Return every entry exactly as written.

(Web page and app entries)
------------------------

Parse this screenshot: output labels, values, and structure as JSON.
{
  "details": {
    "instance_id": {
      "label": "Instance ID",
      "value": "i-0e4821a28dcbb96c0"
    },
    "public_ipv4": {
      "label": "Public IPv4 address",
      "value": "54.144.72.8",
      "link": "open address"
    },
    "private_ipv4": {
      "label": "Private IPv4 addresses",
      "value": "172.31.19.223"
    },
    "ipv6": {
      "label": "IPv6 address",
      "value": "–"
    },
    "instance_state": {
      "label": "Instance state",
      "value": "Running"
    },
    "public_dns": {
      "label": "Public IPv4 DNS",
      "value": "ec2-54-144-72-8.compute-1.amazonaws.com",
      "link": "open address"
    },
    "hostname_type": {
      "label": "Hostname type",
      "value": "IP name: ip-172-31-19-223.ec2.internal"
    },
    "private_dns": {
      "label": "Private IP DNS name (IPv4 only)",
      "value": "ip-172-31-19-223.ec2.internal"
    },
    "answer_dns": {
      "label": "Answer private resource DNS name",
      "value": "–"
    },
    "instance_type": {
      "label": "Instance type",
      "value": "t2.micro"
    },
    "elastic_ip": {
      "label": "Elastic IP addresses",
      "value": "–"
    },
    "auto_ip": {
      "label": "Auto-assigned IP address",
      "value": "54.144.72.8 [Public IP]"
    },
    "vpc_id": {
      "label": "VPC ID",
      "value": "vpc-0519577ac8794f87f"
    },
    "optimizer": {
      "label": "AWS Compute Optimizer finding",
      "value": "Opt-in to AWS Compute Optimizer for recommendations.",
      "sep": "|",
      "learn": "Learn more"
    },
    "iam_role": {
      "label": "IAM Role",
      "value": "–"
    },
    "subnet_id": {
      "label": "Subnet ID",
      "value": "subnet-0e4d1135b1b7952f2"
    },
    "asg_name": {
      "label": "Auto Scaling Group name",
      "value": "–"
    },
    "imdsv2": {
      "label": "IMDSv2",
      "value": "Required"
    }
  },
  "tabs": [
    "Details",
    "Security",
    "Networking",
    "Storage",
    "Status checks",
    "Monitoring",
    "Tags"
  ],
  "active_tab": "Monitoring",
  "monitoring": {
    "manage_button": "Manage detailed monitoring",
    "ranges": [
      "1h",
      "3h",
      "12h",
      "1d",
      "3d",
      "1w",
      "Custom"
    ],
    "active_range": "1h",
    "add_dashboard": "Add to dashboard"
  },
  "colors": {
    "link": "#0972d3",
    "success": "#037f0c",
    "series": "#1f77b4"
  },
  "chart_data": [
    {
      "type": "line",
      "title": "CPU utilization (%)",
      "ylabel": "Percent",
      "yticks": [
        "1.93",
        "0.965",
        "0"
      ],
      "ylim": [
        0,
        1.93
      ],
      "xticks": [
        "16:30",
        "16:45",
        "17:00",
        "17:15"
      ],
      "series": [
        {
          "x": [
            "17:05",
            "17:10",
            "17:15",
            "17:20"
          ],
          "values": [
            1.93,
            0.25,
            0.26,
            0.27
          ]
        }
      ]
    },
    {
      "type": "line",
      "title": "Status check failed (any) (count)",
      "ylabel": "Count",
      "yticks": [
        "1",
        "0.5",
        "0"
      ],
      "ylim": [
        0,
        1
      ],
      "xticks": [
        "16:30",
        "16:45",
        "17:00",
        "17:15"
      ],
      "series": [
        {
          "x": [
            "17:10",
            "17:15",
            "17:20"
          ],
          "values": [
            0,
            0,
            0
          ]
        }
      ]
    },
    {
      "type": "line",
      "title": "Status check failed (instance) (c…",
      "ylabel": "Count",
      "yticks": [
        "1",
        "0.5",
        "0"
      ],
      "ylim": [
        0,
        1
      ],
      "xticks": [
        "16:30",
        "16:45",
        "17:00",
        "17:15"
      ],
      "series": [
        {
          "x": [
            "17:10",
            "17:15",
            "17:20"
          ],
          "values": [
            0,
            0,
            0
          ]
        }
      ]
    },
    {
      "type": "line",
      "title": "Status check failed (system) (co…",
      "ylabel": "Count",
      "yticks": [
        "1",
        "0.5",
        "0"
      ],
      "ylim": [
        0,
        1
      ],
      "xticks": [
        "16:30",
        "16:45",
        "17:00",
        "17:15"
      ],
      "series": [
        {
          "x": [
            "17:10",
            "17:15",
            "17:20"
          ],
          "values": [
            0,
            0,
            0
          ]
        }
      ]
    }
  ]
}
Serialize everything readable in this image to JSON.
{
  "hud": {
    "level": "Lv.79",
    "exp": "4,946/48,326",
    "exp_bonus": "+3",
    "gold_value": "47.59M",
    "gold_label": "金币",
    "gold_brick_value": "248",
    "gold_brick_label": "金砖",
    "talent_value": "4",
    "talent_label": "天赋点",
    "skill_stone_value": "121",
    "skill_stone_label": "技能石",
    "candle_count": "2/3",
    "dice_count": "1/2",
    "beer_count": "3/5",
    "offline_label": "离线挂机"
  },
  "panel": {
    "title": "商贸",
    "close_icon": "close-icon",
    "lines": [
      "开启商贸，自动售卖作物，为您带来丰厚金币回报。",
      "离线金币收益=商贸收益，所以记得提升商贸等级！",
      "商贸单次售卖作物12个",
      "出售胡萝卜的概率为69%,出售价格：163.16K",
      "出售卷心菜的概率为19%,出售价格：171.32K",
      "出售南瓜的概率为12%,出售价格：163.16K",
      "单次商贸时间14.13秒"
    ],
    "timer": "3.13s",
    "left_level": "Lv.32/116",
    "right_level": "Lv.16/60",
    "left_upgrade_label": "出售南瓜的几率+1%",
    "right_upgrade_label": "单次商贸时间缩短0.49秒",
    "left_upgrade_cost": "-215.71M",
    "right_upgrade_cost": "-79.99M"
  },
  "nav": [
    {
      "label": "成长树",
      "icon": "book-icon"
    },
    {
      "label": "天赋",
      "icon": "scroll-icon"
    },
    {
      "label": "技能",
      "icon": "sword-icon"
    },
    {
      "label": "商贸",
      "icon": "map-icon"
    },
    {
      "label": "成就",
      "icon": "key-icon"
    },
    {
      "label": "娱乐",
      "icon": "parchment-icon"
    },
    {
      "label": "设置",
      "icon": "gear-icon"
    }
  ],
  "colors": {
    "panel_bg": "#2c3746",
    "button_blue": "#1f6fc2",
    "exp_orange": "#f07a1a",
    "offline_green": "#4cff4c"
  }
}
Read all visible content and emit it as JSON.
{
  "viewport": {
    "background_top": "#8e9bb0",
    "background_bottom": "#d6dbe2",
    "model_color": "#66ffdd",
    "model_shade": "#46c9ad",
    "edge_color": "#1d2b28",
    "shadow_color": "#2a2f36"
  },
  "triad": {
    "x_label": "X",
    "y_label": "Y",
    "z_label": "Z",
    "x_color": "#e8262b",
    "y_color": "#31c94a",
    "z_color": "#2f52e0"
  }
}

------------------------

SOLUTION:
Parse this screenshot: output labels, values, and structure as JSON.
{
  "details": {
    "instance_id": {
      "label": "Instance ID",
      "value": "i-0e4821a28dcbb96c0"
    },
    "public_ipv4": {
      "label": "Public IPv4 address",
      "value": "54.144.72.8",
      "link": "open address"
    },
    "private_ipv4": {
      "label": "Private IPv4 addresses",
      "value": "172.31.19.223"
    },
    "ipv6": {
      "label": "IPv6 address",
      "value": "–"
    },
    "instance_state": {
      "label": "Instance state",
      "value": "Running"
    },
    "public_dns": {
      "label": "Public IPv4 DNS",
      "value": "ec2-54-144-72-8.compute-1.amazonaws.com",
      "link": "open address"
    },
    "hostname_type": {
      "label": "Hostname type",
      "value": "IP name: ip-172-31-19-223.ec2.internal"
    },
    "private_dns": {
      "label": "Private IP DNS name (IPv4 only)",
      "value": "ip-172-31-19-223.ec2.internal"
    },
    "answer_dns": {
      "label": "Answer private resource DNS name",
      "value": "–"
    },
    "instance_type": {
      "label": "Instance type",
      "value": "t2.micro"
    },
    "elastic_ip": {
      "label": "Elastic IP addresses",
      "value": "–"
    },
    "auto_ip": {
      "label": "Auto-assigned IP address",
      "value": "54.144.72.8 [Public IP]"
    },
    "vpc_id": {
      "label": "VPC ID",
      "value": "vpc-0519577ac8794f87f"
    },
    "optimizer": {
      "label": "AWS Compute Optimizer finding",
      "value": "Opt-in to AWS Compute Optimizer for recommendations.",
      "sep": "|",
      "learn": "Learn more"
    },
    "iam_role": {
      "label": "IAM Role",
      "value": "–"
    },
    "subnet_id": {
      "label": "Subnet ID",
      "value": "subnet-0e4d1135b1b7952f2"
    },
    "asg_name": {
      "label": "Auto Scaling Group name",
      "value": "–"
    },
    "imdsv2": {
      "label": "IMDSv2",
      "value": "Required"
    }
  },
  "tabs": [
    "Details",
    "Security",
    "Networking",
    "Storage",
    "Status checks",
    "Monitoring",
    "Tags"
  ],
  "active_tab": "Monitoring",
  "monitoring": {
    "manage_button": "Manage detailed monitoring",
    "ranges": [
      "1h",
      "3h",
      "12h",
      "1d",
      "3d",
      "1w",
      "Custom"
    ],
    "active_range": "1h",
    "add_dashboard": "Add to dashboard"
  },
  "colors": {
    "link": "#0972d3",
    "success": "#037f0c",
    "series": "#1f77b4"
  },
  "chart_data": [
    {
      "type": "line",
      "title": "CPU utilization (%)",
      "ylabel": "Percent",
      "yticks": [
        "1.93",
        "0.965",
        "0"
      ],
      "ylim": [
        0,
        1.93
      ],
      "xticks": [
        "16:30",
        "16:45",
        "17:00",
        "17:15"
      ],
      "series": [
        {
          "x": [
            "17:05",
            "17:10",
            "17:15",
            "17:20"
          ],
          "values": [
            1.93,
            0.25,
            0.26,
            0.27
          ]
        }
      ]
    },
    {
      "type": "line",
      "title": "Status check failed (any) (count)",
      "ylabel": "Count",
      "yticks": [
        "1",
        "0.5",
        "0"
      ],
      "ylim": [
        0,
        1
      ],
      "xticks": [
        "16:30",
        "16:45",
        "17:00",
        "17:15"
      ],
      "series": [
        {
          "x": [
            "17:10",
            "17:15",
            "17:20"
          ],
          "values": [
            0,
            0,
            0
          ]
        }
      ]
    },
    {
      "type": "line",
      "title": "Status check failed (instance) (c…",
      "ylabel": "Count",
      "yticks": [
        "1",
        "0.5",
        "0"
      ],
      "ylim": [
        0,
        1
      ],
      "xticks": [
        "16:30",
        "16:45",
        "17:00",
        "17:15"
      ],
      "series": [
        {
          "x": [
            "17:10",
            "17:15",
            "17:20"
          ],
          "values": [
            0,
            0,
            0
          ]
        }
      ]
    },
    {
      "type": "line",
      "title": "Status check failed (system) (co…",
      "ylabel": "Count",
      "yticks": [
        "1",
        "0.5",
        "0"
      ],
      "ylim": [
        0,
        1
      ],
      "xticks": [
        "16:30",
        "16:45",
        "17:00",
        "17:15"
      ],
      "series": [
        {
          "x": [
            "17:10",
            "17:15",
            "17:20"
          ],
          "values": [
            0,
            0,
            0
          ]
        }
      ]
    }
  ]
}
Serialize everything readable in this image to JSON.
{
  "hud": {
    "level": "Lv.79",
    "exp": "4,946/48,326",
    "exp_bonus": "+3",
    "gold_value": "47.59M",
    "gold_label": "金币",
    "gold_brick_value": "248",
    "gold_brick_label": "金砖",
    "talent_value": "4",
    "talent_label": "天赋点",
    "skill_stone_value": "121",
    "skill_stone_label": "技能石",
    "candle_count": "2/3",
    "dice_count": "1/2",
    "beer_count": "3/5",
    "offline_label": "离线挂机"
  },
  "panel": {
    "title": "商贸",
    "close_icon": "close-icon",
    "lines": [
      "开启商贸，自动售卖作物，为您带来丰厚金币回报。",
      "离线金币收益=商贸收益，所以记得提升商贸等级！",
      "商贸单次售卖作物12个",
      "出售胡萝卜的概率为69%,出售价格：163.16K",
      "出售卷心菜的概率为19%,出售价格：171.32K",
      "出售南瓜的概率为12%,出售价格：163.16K",
      "单次商贸时间14.13秒"
    ],
    "timer": "3.13s",
    "left_level": "Lv.32/116",
    "right_level": "Lv.16/60",
    "left_upgrade_label": "出售南瓜的几率+1%",
    "right_upgrade_label": "单次商贸时间缩短0.49秒",
    "left_upgrade_cost": "-215.71M",
    "right_upgrade_cost": "-79.99M"
  },
  "nav": [
    {
      "label": "成长树",
      "icon": "book-icon"
    },
    {
      "label": "天赋",
      "icon": "scroll-icon"
    },
    {
      "label": "技能",
      "icon": "sword-icon"
    },
    {
      "label": "商贸",
      "icon": "map-icon"
    },
    {
      "label": "成就",
      "icon": "key-icon"
    },
    {
      "label": "娱乐",
      "icon": "parchment-icon"
    },
    {
      "label": "设置",
      "icon": "gear-icon"
    }
  ],
  "colors": {
    "panel_bg": "#2c3746",
    "button_blue": "#1f6fc2",
    "exp_orange": "#f07a1a",
    "offline_green": "#4cff4c"
  }
}
Read all visible content and emit it as JSON.
{
  "viewport": {
    "background_top": "#8e9bb0",
    "background_bottom": "#d6dbe2",
    "model_color": "#66ffdd",
    "model_shade": "#46c9ad",
    "edge_color": "#1d2b28",
    "shadow_color": "#2a2f36"
  },
  "triad": {
    "x_label": "X",
    "y_label": "Y",
    "z_label": "Z",
    "x_color": "#e8262b",
    "y_color": "#31c94a",
    "z_color": "#2f52e0"
  }
}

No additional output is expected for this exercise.